Council Speaker Christine Quinn at the Carroll School (PS 58)
Council Member Brad Lander
Carroll Gardens Neighborhood Organization's Glenn Kelly, Maria Pagano and Colleen Giunta
don't create more parking, but will ease the burden a little bit Challenges facing small businesses.
Council Speaker Christine Quinn came to last night's Carroll Gardens Neighborhood Association meeting to talk about the City's budget, neighborhood parking and how she plans on helping small businesses. Oh, and she wanted the audience to know that after a visit to our neighborhood a few months back, her partner declared Carroll Gardens her favorite neighborhood and wants to move her.
The Council Speaker was introduced by our Councilman Brad Lander with high praises, a favor she returned when she spoke. It all felt very much like a pit stop on the campaign trail, but most in the audience seemed pleased to get a chance to meet Quinn, who is apparently planning on running for mayor.
The Speaker talked about New York City's budget as it relates to the State budget. "I think the Governor is right in trying to get the State's finances under control. And I am not saying that New York City should have no cuts, but we shouldn't be cut more than any other part of the State." Neither, she suggested, should the city be penalized for good fiscal planning by prepaying bills and having set aside money in a trust.
Quinn also gave some examples of how she plans on helping neighborhoods with their mounting parking problems. One solution would be to allow community boards, which have received the highest cleanliness rating in the Mayor's Management Report for two years in a row, to cut back on alternate side of the street parking, if they want.
"Now it doesn't make more spots, but it means you don't have to drive around an extra day a week [to find parking.]"
She credited Councilman Lander for this suggestion.
The Council is also going to pass legislation that would require the City to come up with an interactive map of parking spots to make it easier for drivers to avoid streets closed for construction and for filming. "It doesn't make more spots but it tells you: Don't go down those streets!"
Though these ideas are certainly worth looking into, the only real solution for the City's parking problem is to discourage people to own cars in the first place. As one member of the audience stated, one does that by strengthening public transportation.
The last issue brought up by Quinn is the overwhelming amount of bureaucracy and paperwork involved in opening a small business in New York City. As an example, she gave the problems facing new restaurant owners, who have to deal with several agencies and conflicting regulations.

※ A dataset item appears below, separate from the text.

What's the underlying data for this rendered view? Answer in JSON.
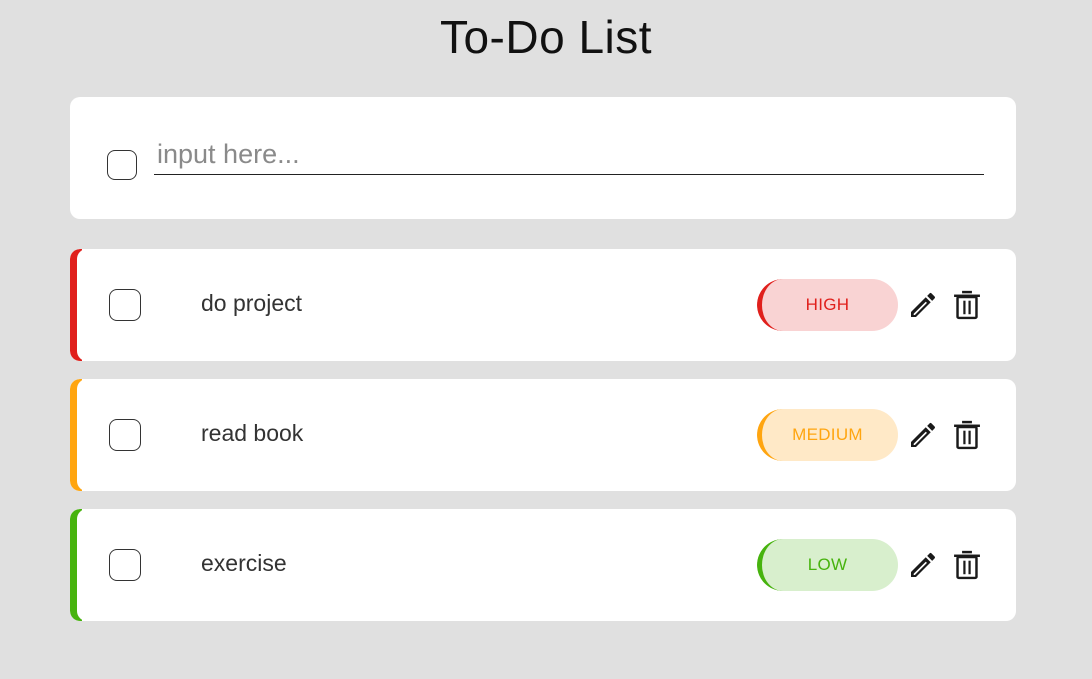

Quinn proposes to streamline the inspection process for new eateries and to put in place 'NYC Business Link,' a way for the city to embrace customer service the same way businesses do."
Let the campaigning begin...